Remnant glacial ice pockets lie among the mountains too, their pale faces adding depth to the landscape and recalling the time of glacial supremacy over the land.

As we push lower and scan likely terraces for a campsite, evening light fills the valley. Wedge-shaped peaks reflect the setting sun as the light shrinks from the valley floor and dusk descends in chill shadows.

At Sweet Nell Creek we pitch the tents on a carpet of tussock and begin to scour the slopes for firewood. It threatens to be a bone-chilling night.

Our nightly radio call brings bad news. My Dad, who is 93, is in hospital and things are grim, hasty plans may need to be made to get to Wellington on my return.

It’s a sobering reminder of the fragility of life and despite the fire and a satisfying dinner, we find it hard to get warm. Even in the tent sleep eludes me for some hours, the cold, and worrying about my Dad makes for a restless night.

Crossing the divide at Wilson Pass. Photo: Pat Barrett

Our final dawn in the hills arrives with a cracking frost and a renewed urgency to make the road today. Fr Antoine’s boots are frozen and he is having difficulty fitting them. “Give them here Father,” I offer. He watches, dumbstruck, as I promptly jump on them and hand them back. My brutal treatment works and they slide on. “Ah, good!” he sighs. “It’s not often you get to jump on a priest’s shoes,” I quip with a smirk.

Down valley we have some easy bush-bashing to make our way along an overgrown game trail to avoid a small gorge. It takes us high above the river before we descend to traverse a rocky canyon with the spectacular light of early morning slanting in among the huge boulders, spray and pools. With the last of the gorge travel behind us, we forge down the valley mid-section to Wills Hut, set on spacious river flats, for lunch and a quick radio call to check on my father. There’s no news to report and with a little time on our side we enjoy a longer than usual break.

Downstream the route crosses more flats with views to the valley head until the narrow gorge that drains the valley is gained.
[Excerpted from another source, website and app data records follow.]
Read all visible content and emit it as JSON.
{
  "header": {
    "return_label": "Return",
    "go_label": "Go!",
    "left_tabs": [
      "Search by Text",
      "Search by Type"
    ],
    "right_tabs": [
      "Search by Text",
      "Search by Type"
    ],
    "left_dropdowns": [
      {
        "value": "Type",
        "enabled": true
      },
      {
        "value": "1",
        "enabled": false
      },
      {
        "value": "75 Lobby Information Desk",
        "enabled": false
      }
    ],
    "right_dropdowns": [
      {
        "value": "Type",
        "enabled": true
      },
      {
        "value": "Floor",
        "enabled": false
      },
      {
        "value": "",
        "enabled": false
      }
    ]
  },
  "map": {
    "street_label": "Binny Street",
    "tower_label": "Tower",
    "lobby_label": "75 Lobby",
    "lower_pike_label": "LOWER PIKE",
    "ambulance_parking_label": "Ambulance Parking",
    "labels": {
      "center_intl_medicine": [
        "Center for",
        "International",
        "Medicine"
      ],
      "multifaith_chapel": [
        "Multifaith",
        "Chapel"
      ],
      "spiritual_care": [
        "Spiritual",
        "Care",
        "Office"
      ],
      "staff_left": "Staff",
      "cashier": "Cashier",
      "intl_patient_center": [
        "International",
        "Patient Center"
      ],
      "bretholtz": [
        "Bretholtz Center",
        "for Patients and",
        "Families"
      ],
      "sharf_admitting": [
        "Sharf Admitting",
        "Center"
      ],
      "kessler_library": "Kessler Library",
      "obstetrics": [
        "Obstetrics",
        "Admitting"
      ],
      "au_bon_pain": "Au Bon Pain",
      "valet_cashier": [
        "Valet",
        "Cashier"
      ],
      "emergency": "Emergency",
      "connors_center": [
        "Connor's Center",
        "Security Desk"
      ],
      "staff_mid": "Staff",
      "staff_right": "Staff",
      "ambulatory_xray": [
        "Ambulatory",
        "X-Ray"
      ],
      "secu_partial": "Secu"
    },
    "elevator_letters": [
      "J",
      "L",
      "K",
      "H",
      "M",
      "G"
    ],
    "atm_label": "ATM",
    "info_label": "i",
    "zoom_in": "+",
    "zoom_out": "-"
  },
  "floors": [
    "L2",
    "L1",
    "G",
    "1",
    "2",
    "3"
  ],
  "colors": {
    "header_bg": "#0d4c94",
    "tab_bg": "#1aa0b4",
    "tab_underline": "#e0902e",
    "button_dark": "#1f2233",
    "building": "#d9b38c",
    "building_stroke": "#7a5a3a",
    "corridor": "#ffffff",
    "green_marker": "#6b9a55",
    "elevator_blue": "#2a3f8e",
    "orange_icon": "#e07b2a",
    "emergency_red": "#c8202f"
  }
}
Here a sidle track begins and continues to the Haast Highway. The track is easy to follow, but testing, as it makes a tortuous path in and out of side streams, over slips, small rock faces, a vertical steel ladder, blown-out creek beds, and finally a large boulder-slip face at the Gates of Haast Bridge.

I’m ready for the track’s end by now, having gone on ahead to hitch a ride and fetch the car. Barely do I step onto the bitumen and a ride is offered. On my return, Mike, Bryce, and Fr Antoine are climbing up from under the bridge where the Haast River surges past, late sunlight is flooding the valley and there are huge grins on their faces.

“Now, I am a real New Zealand tramper!” Fr Antoine enthuses. He’s right, but the apprenticeship has only just begun.